Hey so this may have been brought up by someone else before and I just missed it, I’m not sure, but either way, there’s something about Dana’s characterization that just recently stuck out as a pattern to me and I was hoping to talk about it.
It has to do with her descriptions of things and how they’re detailed and precise lists of attributes that often include measurements. The photo of the lighthouse is 5-by-7 and black-and-white and hanging crooked to the right of center on the wall. The lighthouse itself is brown stone, 40 feet tall, 15 feet in diameter. In other parts she does use more sensory and figurative imagery, mostly when talking about memories and emotional experiences, but in terms of unfamiliar new objects that she comes across and isn’t sure what to make of, she sticks to this unadorned and quantitative observational style that reads like taking notes. I’m not sure what to make of it myself, but it makes me curious about her approach to the processing and reporting of information, what she’s most interested in and considers important, her philosophy towards journalism and how it compares and contrasts with Cecil’s, etc.
I hadn’t realized that, but one thing to add now that you pointed that out is that that is actually a very particular kind of style that you might find in people who work in emergency services type fields, medical fields, first responders, ect. People who generally have to write incident or field reports based on a situation they witnessed. I don’t do them anymore, but I used to write them a lot, and there is a very specific way of writing, in a voice that narrates factual information so that someone reading it should be able to experience the situation as if they are there themselves. You don’t add personalized information about your view (whether you do or don’t like something, whether something is “weird” or “bad” or “cool”). You wouldn’t say that something smelled bad, you describe the smell factually and the reader is responsible for making judgement calls like that.
This kind of writing also is usually done in a passive voice, where you don’t say “I” or “me” or “you”. A police officer wouldn’t write “I saw them go into the building”, they would write “Officer Smith observed subject A running…” ect ect. You talk about yourself in third person. Which is interesting when you think of Dana, who often says “This is Intern Dana…” or describes herself in third person (from what I remember).
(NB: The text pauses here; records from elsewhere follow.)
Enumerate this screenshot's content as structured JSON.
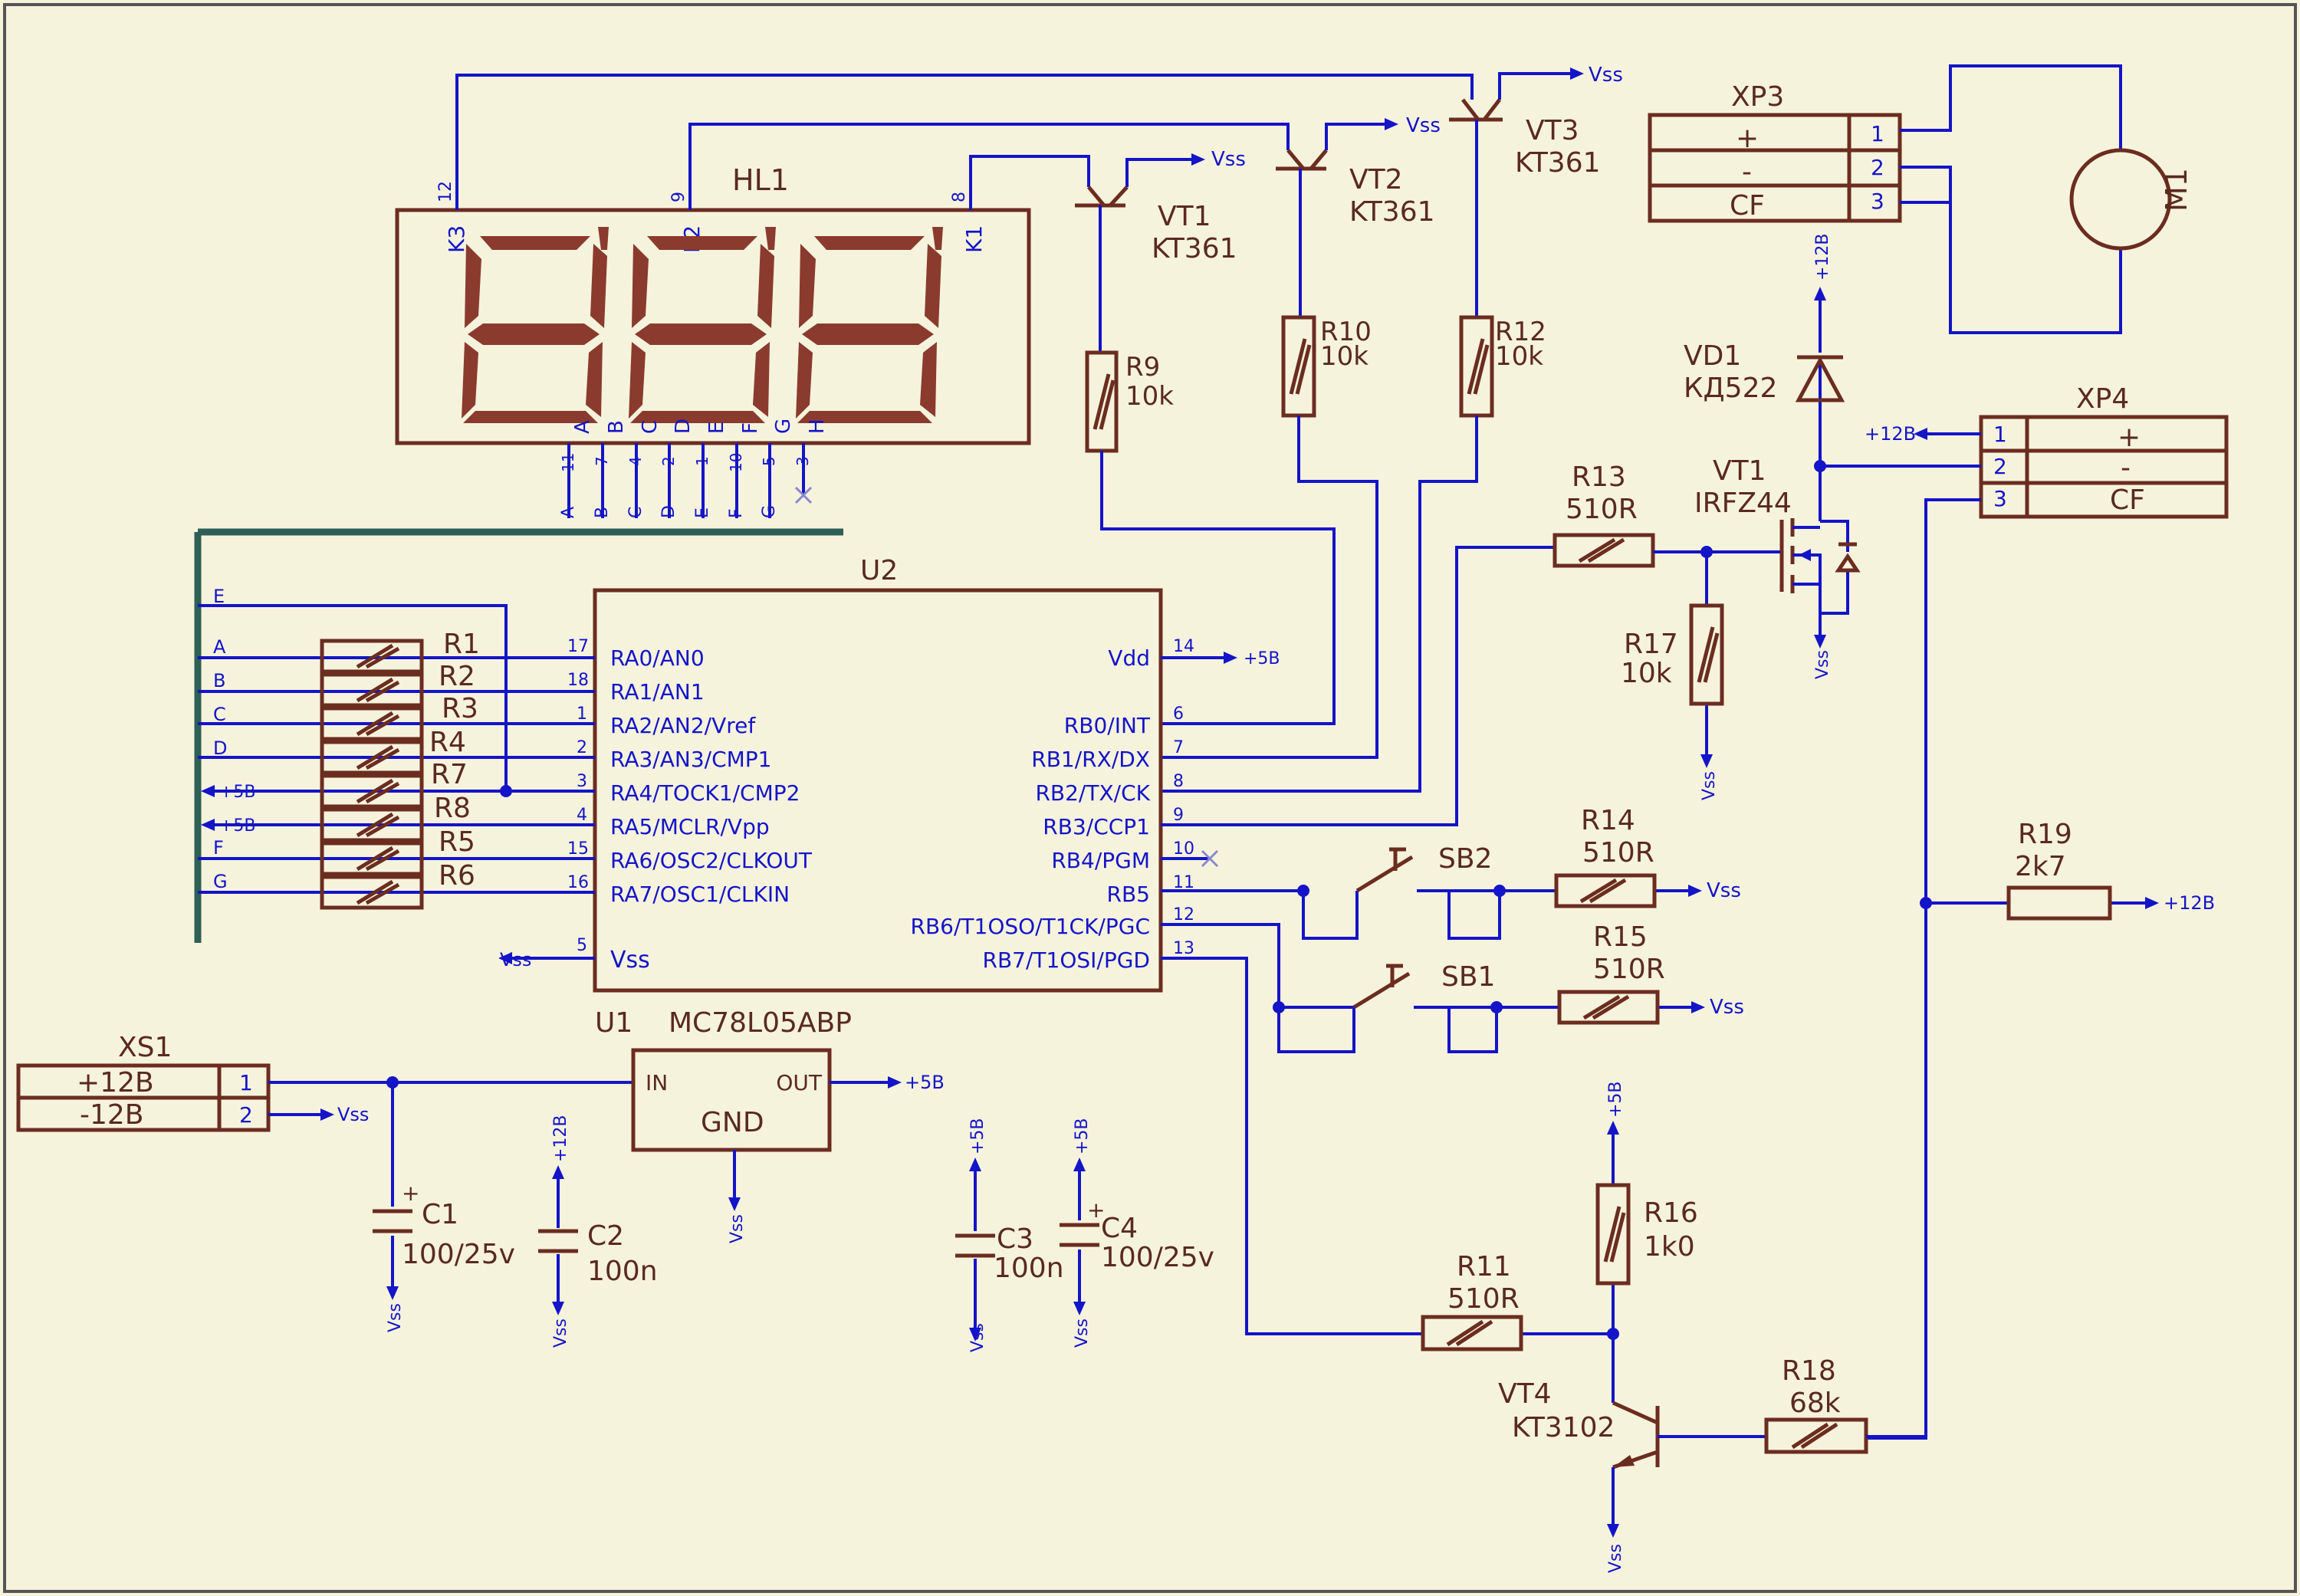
{
  "colors": {
    "background": "#f6f3dd",
    "wire": "#1414c8",
    "component": "#6b2d20",
    "segment": "#8a3b2e",
    "bus": "#2f5f55"
  },
  "display": {
    "name": "HL1",
    "k3": "K3",
    "k2": "K2",
    "k1": "K1",
    "seg_letters": [
      "A",
      "B",
      "C",
      "D",
      "E",
      "F",
      "G",
      "H"
    ],
    "seg_pins": [
      "11",
      "7",
      "4",
      "2",
      "1",
      "10",
      "5",
      "3"
    ],
    "bus_letters": [
      "A",
      "B",
      "C",
      "D",
      "E",
      "F",
      "G"
    ],
    "pin12": "12",
    "pin9": "9",
    "pin8": "8"
  },
  "transistors": {
    "vt1": {
      "name": "VT1",
      "type": "KT361"
    },
    "vt2": {
      "name": "VT2",
      "type": "KT361"
    },
    "vt3": {
      "name": "VT3",
      "type": "KT361"
    },
    "vt4": {
      "name": "VT4",
      "type": "KT3102"
    },
    "mosfet": {
      "name": "VT1",
      "type": "IRFZ44"
    }
  },
  "resistors": {
    "r9": {
      "name": "R9",
      "value": "10k"
    },
    "r10": {
      "name": "R10",
      "value": "10k"
    },
    "r12": {
      "name": "R12",
      "value": "10k"
    },
    "r13": {
      "name": "R13",
      "value": "510R"
    },
    "r17": {
      "name": "R17",
      "value": "10k"
    },
    "r14": {
      "name": "R14",
      "value": "510R"
    },
    "r15": {
      "name": "R15",
      "value": "510R"
    },
    "r19": {
      "name": "R19",
      "value": "2k7"
    },
    "r16": {
      "name": "R16",
      "value": "1k0"
    },
    "r11": {
      "name": "R11",
      "value": "510R"
    },
    "r18": {
      "name": "R18",
      "value": "68k"
    },
    "array": [
      "R1",
      "R2",
      "R3",
      "R4",
      "R7",
      "R8",
      "R5",
      "R6"
    ]
  },
  "mcu": {
    "name": "U2",
    "left_pins": [
      "RA0/AN0",
      "RA1/AN1",
      "RA2/AN2/Vref",
      "RA3/AN3/CMP1",
      "RA4/TOCK1/CMP2",
      "RA5/MCLR/Vpp",
      "RA6/OSC2/CLKOUT",
      "RA7/OSC1/CLKIN"
    ],
    "left_nums": [
      "17",
      "18",
      "1",
      "2",
      "3",
      "4",
      "15",
      "16"
    ],
    "left_nets": [
      "A",
      "B",
      "C",
      "D",
      "+5B",
      "+5B",
      "F",
      "G"
    ],
    "right_pins": [
      "RB0/INT",
      "RB1/RX/DX",
      "RB2/TX/CK",
      "RB3/CCP1",
      "RB4/PGM",
      "RB5",
      "RB6/T1OSO/T1CK/PGC",
      "RB7/T1OSI/PGD"
    ],
    "right_nums": [
      "6",
      "7",
      "8",
      "9",
      "10",
      "11",
      "12",
      "13"
    ],
    "vdd": "Vdd",
    "vdd_num": "14",
    "vss": "Vss",
    "vss_num": "5",
    "bus_e": "E"
  },
  "regulator": {
    "name": "U1",
    "type": "MC78L05ABP",
    "in": "IN",
    "out": "OUT",
    "gnd": "GND"
  },
  "connectors": {
    "xs1": {
      "name": "XS1",
      "rows": [
        "+12B",
        "-12B"
      ],
      "nums": [
        "1",
        "2"
      ]
    },
    "xp3": {
      "name": "XP3",
      "rows": [
        "+",
        "-",
        "CF"
      ],
      "nums": [
        "1",
        "2",
        "3"
      ]
    },
    "xp4": {
      "name": "XP4",
      "rows": [
        "+",
        "-",
        "CF"
      ],
      "nums": [
        "1",
        "2",
        "3"
      ]
    }
  },
  "caps": {
    "c1": {
      "name": "C1",
      "value": "100/25v"
    },
    "c2": {
      "name": "C2",
      "value": "100n"
    },
    "c3": {
      "name": "C3",
      "value": "100n"
    },
    "c4": {
      "name": "C4",
      "value": "100/25v"
    }
  },
  "diode": {
    "name": "VD1",
    "type": "КД522"
  },
  "motor": {
    "name": "M1"
  },
  "switches": {
    "sb1": "SB1",
    "sb2": "SB2"
  },
  "nets": {
    "vss": "Vss",
    "p5": "+5B",
    "p12": "+12B"
  }
}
Now, what all this means, I haven’t a clue. Just an interesting little piece of characterization.
omg ppl whose blogs I like suddenly following me act natural everybody
oh wow migraine…wow…just outta nowhere huh? No warning shots or nothing.